▶ **TASK**
Output the data below exactly. Leave nothing out.

========

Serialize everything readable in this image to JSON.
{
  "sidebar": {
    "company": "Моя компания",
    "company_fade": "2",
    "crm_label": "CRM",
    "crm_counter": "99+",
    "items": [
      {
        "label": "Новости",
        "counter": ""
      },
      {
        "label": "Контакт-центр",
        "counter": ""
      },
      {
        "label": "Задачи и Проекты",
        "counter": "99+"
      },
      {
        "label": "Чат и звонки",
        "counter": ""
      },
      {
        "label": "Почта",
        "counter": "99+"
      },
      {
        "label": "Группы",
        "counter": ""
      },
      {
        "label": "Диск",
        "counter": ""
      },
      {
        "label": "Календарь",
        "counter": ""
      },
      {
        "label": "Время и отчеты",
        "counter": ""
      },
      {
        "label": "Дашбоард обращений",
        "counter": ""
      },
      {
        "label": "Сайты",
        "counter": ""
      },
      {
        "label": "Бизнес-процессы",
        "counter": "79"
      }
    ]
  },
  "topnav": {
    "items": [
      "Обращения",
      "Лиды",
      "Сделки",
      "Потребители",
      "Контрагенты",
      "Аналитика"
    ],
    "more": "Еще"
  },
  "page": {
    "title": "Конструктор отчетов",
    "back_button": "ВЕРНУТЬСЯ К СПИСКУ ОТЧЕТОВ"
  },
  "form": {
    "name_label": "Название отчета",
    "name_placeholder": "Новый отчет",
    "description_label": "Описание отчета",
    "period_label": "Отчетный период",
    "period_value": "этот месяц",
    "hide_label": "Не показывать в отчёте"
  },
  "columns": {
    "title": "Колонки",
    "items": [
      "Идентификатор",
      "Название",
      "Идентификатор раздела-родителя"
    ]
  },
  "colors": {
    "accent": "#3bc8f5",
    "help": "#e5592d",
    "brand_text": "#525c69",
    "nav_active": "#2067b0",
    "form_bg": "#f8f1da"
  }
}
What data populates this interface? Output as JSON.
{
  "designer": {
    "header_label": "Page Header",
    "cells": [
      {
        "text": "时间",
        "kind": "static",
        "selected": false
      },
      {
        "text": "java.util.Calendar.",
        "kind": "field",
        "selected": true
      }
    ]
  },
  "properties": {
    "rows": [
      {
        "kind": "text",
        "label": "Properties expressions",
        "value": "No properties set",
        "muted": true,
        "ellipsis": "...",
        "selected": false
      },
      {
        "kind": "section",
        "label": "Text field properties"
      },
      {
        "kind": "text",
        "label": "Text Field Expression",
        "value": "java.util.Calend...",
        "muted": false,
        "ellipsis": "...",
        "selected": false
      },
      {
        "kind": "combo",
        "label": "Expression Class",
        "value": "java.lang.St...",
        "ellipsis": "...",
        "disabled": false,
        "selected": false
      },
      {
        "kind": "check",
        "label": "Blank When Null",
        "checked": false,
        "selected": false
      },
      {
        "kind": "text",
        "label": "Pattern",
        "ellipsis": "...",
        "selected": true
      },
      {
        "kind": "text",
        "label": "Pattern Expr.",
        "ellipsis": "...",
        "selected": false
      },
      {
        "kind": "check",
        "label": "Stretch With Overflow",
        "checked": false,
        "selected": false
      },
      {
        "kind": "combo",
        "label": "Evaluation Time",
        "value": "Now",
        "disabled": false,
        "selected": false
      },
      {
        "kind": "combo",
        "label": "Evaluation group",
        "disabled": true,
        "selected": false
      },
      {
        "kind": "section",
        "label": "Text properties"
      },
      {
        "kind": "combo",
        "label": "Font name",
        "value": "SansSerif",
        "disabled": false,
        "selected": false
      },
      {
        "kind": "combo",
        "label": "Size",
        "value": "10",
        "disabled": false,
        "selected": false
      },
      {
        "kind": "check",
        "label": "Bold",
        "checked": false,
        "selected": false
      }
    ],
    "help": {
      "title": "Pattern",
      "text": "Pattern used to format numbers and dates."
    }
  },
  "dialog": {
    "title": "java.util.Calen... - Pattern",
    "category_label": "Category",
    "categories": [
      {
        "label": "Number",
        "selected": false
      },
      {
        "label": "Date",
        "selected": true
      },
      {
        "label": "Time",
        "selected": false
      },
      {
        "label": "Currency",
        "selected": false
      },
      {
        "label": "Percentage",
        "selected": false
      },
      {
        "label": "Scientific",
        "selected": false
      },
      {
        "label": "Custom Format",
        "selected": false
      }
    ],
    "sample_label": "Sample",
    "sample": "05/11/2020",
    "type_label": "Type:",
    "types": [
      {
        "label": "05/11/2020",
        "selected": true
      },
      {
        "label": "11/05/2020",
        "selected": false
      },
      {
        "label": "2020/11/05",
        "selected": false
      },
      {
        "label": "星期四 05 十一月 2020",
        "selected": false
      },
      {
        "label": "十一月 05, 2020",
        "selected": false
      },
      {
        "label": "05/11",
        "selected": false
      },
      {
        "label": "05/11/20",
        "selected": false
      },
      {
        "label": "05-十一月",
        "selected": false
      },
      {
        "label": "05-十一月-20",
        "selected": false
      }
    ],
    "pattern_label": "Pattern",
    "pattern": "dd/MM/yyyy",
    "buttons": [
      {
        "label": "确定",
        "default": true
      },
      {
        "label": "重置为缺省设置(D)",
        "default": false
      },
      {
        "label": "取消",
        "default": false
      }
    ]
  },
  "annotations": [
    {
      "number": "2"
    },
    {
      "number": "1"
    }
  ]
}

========

▶ **RESPONSE TO THE EXERCISE**
Serialize everything readable in this image to JSON.
{
  "sidebar": {
    "company": "Моя компания",
    "company_fade": "2",
    "crm_label": "CRM",
    "crm_counter": "99+",
    "items": [
      {
        "label": "Новости",
        "counter": ""
      },
      {
        "label": "Контакт-центр",
        "counter": ""
      },
      {
        "label": "Задачи и Проекты",
        "counter": "99+"
      },
      {
        "label": "Чат и звонки",
        "counter": ""
      },
      {
        "label": "Почта",
        "counter": "99+"
      },
      {
        "label": "Группы",
        "counter": ""
      },
      {
        "label": "Диск",
        "counter": ""
      },
      {
        "label": "Календарь",
        "counter": ""
      },
      {
        "label": "Время и отчеты",
        "counter": ""
      },
      {
        "label": "Дашбоард обращений",
        "counter": ""
      },
      {
        "label": "Сайты",
        "counter": ""
      },
      {
        "label": "Бизнес-процессы",
        "counter": "79"
      }
    ]
  },
  "topnav": {
    "items": [
      "Обращения",
      "Лиды",
      "Сделки",
      "Потребители",
      "Контрагенты",
      "Аналитика"
    ],
    "more": "Еще"
  },
  "page": {
    "title": "Конструктор отчетов",
    "back_button": "ВЕРНУТЬСЯ К СПИСКУ ОТЧЕТОВ"
  },
  "form": {
    "name_label": "Название отчета",
    "name_placeholder": "Новый отчет",
    "description_label": "Описание отчета",
    "period_label": "Отчетный период",
    "period_value": "этот месяц",
    "hide_label": "Не показывать в отчёте"
  },
  "columns": {
    "title": "Колонки",
    "items": [
      "Идентификатор",
      "Название",
      "Идентификатор раздела-родителя"
    ]
  },
  "colors": {
    "accent": "#3bc8f5",
    "help": "#e5592d",
    "brand_text": "#525c69",
    "nav_active": "#2067b0",
    "form_bg": "#f8f1da"
  }
}
What data populates this interface? Output as JSON.
{
  "designer": {
    "header_label": "Page Header",
    "cells": [
      {
        "text": "时间",
        "kind": "static",
        "selected": false
      },
      {
        "text": "java.util.Calendar.",
        "kind": "field",
        "selected": true
      }
    ]
  },
  "properties": {
    "rows": [
      {
        "kind": "text",
        "label": "Properties expressions",
        "value": "No properties set",
        "muted": true,
        "ellipsis": "...",
        "selected": false
      },
      {
        "kind": "section",
        "label": "Text field properties"
      },
      {
        "kind": "text",
        "label": "Text Field Expression",
        "value": "java.util.Calend...",
        "muted": false,
        "ellipsis": "...",
        "selected": false
      },
      {
        "kind": "combo",
        "label": "Expression Class",
        "value": "java.lang.St...",
        "ellipsis": "...",
        "disabled": false,
        "selected": false
      },
      {
        "kind": "check",
        "label": "Blank When Null",
        "checked": false,
        "selected": false
      },
      {
        "kind": "text",
        "label": "Pattern",
        "ellipsis": "...",
        "selected": true
      },
      {
        "kind": "text",
        "label": "Pattern Expr.",
        "ellipsis": "...",
        "selected": false
      },
      {
        "kind": "check",
        "label": "Stretch With Overflow",
        "checked": false,
        "selected": false
      },
      {
        "kind": "combo",
        "label": "Evaluation Time",
        "value": "Now",
        "disabled": false,
        "selected": false
      },
      {
        "kind": "combo",
        "label": "Evaluation group",
        "disabled": true,
        "selected": false
      },
      {
        "kind": "section",
        "label": "Text properties"
      },
      {
        "kind": "combo",
        "label": "Font name",
        "value": "SansSerif",
        "disabled": false,
        "selected": false
      },
      {
        "kind": "combo",
        "label": "Size",
        "value": "10",
        "disabled": false,
        "selected": false
      },
      {
        "kind": "check",
        "label": "Bold",
        "checked": false,
        "selected": false
      }
    ],
    "help": {
      "title": "Pattern",
      "text": "Pattern used to format numbers and dates."
    }
  },
  "dialog": {
    "title": "java.util.Calen... - Pattern",
    "category_label": "Category",
    "categories": [
      {
        "label": "Number",
        "selected": false
      },
      {
        "label": "Date",
        "selected": true
      },
      {
        "label": "Time",
        "selected": false
      },
      {
        "label": "Currency",
        "selected": false
      },
      {
        "label": "Percentage",
        "selected": false
      },
      {
        "label": "Scientific",
        "selected": false
      },
      {
        "label": "Custom Format",
        "selected": false
      }
    ],
    "sample_label": "Sample",
    "sample": "05/11/2020",
    "type_label": "Type:",
    "types": [
      {
        "label": "05/11/2020",
        "selected": true
      },
      {
        "label": "11/05/2020",
        "selected": false
      },
      {
        "label": "2020/11/05",
        "selected": false
      },
      {
        "label": "星期四 05 十一月 2020",
        "selected": false
      },
      {
        "label": "十一月 05, 2020",
        "selected": false
      },
      {
        "label": "05/11",
        "selected": false
      },
      {
        "label": "05/11/20",
        "selected": false
      },
      {
        "label": "05-十一月",
        "selected": false
      },
      {
        "label": "05-十一月-20",
        "selected": false
      }
    ],
    "pattern_label": "Pattern",
    "pattern": "dd/MM/yyyy",
    "buttons": [
      {
        "label": "确定",
        "default": true
      },
      {
        "label": "重置为缺省设置(D)",
        "default": false
      },
      {
        "label": "取消",
        "default": false
      }
    ]
  },
  "annotations": [
    {
      "number": "2"
    },
    {
      "number": "1"
    }
  ]
}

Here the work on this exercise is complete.